WORK REQUIRED ▸ Each line of the data below containing "icon" needs to be listed.

DATA FOR REVIEW ▸
·····

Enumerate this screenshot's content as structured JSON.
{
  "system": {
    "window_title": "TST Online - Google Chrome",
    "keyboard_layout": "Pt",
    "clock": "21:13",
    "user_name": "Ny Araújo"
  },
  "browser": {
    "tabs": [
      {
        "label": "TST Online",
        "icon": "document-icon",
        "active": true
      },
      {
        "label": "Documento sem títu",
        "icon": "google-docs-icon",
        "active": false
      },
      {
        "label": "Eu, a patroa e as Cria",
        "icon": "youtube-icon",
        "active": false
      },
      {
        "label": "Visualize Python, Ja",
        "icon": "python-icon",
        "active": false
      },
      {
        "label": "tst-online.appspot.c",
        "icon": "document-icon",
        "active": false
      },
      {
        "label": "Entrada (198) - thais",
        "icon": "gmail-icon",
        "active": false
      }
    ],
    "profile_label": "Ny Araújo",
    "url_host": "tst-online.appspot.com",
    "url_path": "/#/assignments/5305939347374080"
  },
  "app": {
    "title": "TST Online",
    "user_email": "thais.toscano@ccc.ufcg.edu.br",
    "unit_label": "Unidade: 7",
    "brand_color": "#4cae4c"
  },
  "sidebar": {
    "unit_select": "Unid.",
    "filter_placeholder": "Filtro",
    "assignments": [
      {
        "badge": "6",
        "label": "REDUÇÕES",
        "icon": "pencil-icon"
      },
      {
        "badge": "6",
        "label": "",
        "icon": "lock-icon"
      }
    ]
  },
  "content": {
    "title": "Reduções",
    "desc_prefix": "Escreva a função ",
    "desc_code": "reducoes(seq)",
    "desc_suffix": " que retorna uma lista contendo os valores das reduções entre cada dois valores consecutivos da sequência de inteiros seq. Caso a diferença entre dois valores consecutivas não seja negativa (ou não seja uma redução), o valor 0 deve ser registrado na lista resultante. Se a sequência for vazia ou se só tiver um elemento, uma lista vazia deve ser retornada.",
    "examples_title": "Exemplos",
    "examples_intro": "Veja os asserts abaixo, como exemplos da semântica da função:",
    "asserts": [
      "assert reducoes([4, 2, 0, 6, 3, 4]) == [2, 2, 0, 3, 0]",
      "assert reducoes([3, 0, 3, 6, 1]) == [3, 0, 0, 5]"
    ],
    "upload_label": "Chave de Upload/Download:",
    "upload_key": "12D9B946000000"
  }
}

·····

EXPECTED ANSWER ▸
        "icon": "document-icon",
        "icon": "google-docs-icon",
        "icon": "youtube-icon",
        "icon": "python-icon",
        "icon": "document-icon",
        "icon": "gmail-icon",
        "icon": "pencil-icon"
        "icon": "lock-icon"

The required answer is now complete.